- Mariette C, Piessen G, Triboulet JP. Therapeutic strategies in oesophageal carcinoma: role of surgery and other modalities. Lancet Oncol. 2007;8:545–53.View ArticlePubMedGoogle Scholar
- Bailey SH, Bull DA, Harpole DH, Rentz JJ, Neumayer LA, Pappas TN, et al. Outcomes after esophagectomy: a ten-year prospective cohort. Ann Thorac Surg. 2003;75:217–22.View ArticlePubMedGoogle Scholar
- Luketich JD, Alvelo-Rivera M, Buenaventura PO, Christie NA, McCaughan JS, Litle VR, et al. Minimally invasive esophagectomy: outcomes in 222 patients. Ann Surg. 2003;238:486–94. discussion 94–5.PubMed CentralPubMedGoogle Scholar
- Nguyen NT, Follette DM, Wolfe BM, Schneider PD, Roberts P, Goodnight Jr JE. Comparison of minimally invasive esophagectomy with transthoracic and transhiatal esophagectomy. Arch Surg. 2000;135:920–5.View ArticlePubMedGoogle Scholar
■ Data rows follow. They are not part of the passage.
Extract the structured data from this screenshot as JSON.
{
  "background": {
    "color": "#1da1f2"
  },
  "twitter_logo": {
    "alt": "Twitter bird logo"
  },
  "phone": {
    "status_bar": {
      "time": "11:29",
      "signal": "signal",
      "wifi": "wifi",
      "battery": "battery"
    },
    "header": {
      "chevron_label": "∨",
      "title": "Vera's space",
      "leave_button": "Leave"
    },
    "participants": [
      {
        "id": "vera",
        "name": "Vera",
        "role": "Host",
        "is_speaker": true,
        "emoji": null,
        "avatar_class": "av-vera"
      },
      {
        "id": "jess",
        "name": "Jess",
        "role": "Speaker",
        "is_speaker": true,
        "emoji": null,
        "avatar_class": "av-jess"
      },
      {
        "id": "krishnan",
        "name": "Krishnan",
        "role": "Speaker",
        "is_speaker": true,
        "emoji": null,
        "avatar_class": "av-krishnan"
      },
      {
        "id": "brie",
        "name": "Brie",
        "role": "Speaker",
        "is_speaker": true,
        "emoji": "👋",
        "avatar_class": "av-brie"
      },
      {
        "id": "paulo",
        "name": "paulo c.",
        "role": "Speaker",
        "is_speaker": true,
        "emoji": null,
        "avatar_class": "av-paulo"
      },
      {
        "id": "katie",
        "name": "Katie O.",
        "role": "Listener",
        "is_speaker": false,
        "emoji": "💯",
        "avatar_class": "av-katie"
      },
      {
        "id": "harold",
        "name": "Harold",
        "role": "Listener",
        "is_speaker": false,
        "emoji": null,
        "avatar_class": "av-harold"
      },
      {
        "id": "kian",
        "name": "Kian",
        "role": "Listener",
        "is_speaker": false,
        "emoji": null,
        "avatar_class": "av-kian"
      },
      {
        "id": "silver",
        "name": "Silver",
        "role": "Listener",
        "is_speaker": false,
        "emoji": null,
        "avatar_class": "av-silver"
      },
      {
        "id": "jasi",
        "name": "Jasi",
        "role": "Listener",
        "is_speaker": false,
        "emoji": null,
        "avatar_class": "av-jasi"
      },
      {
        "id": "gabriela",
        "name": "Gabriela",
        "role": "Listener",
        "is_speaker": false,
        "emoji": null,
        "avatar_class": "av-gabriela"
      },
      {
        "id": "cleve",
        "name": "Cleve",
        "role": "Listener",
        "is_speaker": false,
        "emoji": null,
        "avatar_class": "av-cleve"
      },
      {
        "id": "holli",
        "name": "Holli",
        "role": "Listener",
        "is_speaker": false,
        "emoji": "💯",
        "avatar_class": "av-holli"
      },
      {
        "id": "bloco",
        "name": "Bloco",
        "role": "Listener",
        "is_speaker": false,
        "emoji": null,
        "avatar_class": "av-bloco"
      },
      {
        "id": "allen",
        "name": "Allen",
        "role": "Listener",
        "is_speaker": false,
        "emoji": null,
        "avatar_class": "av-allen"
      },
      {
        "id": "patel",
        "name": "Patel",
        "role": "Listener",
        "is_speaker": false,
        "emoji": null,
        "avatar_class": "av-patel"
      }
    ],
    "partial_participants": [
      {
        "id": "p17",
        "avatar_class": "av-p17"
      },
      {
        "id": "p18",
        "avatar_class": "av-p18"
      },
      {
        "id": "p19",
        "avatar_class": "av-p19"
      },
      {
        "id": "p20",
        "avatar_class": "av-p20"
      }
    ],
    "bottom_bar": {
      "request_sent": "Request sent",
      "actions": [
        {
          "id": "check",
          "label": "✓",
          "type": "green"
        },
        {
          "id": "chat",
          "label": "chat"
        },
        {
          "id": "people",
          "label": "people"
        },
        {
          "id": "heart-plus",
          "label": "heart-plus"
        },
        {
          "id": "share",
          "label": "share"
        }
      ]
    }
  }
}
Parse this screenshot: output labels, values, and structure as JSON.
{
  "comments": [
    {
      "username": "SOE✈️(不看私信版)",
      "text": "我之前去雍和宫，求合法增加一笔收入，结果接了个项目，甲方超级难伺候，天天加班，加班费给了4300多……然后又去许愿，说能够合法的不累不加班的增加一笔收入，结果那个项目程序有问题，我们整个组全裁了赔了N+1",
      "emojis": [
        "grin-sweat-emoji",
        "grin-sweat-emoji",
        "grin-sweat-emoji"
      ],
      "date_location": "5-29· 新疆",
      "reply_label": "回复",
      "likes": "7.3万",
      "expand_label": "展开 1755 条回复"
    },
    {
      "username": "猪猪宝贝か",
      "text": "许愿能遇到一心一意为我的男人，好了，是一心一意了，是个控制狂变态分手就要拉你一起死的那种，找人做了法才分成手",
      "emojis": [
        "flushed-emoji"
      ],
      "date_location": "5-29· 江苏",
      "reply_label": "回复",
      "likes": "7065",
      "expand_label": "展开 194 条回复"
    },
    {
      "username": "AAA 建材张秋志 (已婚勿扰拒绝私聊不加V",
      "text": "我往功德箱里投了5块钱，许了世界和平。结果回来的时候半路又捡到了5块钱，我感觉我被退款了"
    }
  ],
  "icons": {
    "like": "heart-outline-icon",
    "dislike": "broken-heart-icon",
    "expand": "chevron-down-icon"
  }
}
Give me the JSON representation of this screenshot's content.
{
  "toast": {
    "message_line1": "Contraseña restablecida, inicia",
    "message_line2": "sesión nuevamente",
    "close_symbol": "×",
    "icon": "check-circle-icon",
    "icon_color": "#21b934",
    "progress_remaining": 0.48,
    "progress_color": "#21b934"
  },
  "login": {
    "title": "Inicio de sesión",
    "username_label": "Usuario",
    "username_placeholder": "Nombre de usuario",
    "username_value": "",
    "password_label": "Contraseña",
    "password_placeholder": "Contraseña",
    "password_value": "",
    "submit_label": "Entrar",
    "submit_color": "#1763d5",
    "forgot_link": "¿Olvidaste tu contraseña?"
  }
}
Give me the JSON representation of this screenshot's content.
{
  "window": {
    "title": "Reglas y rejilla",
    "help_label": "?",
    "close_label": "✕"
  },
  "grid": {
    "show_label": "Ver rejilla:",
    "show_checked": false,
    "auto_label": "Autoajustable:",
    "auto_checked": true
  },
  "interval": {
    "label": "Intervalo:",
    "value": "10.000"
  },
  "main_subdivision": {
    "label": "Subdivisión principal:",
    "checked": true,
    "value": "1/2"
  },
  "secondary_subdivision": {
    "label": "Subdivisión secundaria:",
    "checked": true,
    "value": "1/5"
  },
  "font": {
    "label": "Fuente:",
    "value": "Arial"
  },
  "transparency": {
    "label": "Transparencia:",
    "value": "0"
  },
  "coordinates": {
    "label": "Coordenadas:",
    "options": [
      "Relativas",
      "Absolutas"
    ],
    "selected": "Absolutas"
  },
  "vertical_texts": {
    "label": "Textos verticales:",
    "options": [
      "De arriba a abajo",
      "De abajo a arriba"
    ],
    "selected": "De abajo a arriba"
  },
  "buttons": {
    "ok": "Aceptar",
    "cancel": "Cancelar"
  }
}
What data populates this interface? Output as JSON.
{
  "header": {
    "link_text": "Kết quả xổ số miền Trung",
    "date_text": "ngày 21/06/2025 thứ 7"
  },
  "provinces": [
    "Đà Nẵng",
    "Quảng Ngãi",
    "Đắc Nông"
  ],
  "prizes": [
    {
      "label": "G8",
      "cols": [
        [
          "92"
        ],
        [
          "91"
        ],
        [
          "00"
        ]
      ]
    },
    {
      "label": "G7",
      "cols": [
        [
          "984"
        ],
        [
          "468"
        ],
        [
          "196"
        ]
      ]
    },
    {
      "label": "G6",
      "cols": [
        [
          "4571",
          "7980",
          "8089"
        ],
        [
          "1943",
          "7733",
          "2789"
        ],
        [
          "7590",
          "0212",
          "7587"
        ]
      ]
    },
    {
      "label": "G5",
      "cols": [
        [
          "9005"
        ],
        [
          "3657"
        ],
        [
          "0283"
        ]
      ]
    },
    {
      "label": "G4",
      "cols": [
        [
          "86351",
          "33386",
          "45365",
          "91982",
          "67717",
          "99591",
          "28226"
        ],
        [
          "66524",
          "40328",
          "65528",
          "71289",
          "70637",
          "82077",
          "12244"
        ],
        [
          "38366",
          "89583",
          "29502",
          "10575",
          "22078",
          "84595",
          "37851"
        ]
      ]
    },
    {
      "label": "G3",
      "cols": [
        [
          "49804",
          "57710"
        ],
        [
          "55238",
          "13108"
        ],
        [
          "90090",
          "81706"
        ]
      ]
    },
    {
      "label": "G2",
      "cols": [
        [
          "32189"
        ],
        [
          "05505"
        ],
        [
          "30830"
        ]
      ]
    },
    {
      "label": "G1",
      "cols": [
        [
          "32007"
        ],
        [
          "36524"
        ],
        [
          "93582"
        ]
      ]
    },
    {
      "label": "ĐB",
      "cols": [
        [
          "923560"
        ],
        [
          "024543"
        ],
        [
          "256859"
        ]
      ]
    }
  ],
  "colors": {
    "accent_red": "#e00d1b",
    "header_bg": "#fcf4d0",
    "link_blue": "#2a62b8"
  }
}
- Law S. Minimally invasive techniques for oesophageal cancer surgery. Best Pract Res Clin Gastroenterol. 2006;20:925–40.View ArticlePubMedGoogle Scholar
- Gemmill EH, McCulloch P. Systematic review of minimally invasive resection for gastro-oesophageal cancer. Br J Surg. 2007;94:1461–7.View ArticlePubMedGoogle Scholar
- Kitano S, Shiraishi N, Uyama I, Sugihara K, Tanigawa N. A multicenter study on oncologic outcome of laparoscopic gastrectomy for early cancer in Japan. Ann Surg. 2007;245:68–72.View ArticlePubMed CentralPubMedGoogle Scholar
- Tanimura S, Higashino M, Fukunaga Y, Takemura M, Tanaka Y, Fujiwara Y, et al. Laparoscopic gastrectomy for gastric cancer: experience with more than 600 cases. Surg Endosc. 2008;22:1161–4.View ArticlePubMedGoogle Scholar
- Kim YW, Baik YH, Yun YH, Nam BH, Kim DH, Choi IJ, et al. Improved quality of life outcomes after laparoscopy-assisted distal gastrectomy for early gastric cancer: results of a prospective randomized clinical trial. Ann Surg. 2008;248:721–7.View ArticlePubMedGoogle Scholar
- Nguyen TN, Hinojosa M, Fayad C, Gray J, Murrell Z, Stamos M. Laparoscopic and thoracoscopic Ivor Lewis esophagectomy with colonic interposition. Ann Thorac Surg. 2007;84:2120–4.View ArticlePubMedGoogle Scholar
This is an Open Access article distributed under the terms of the Creative Commons Attribution License (http://creativecommons.org/licenses/by/4.0), which permits unrestricted use, distribution, and reproduction in any medium, provided the original work is properly credited.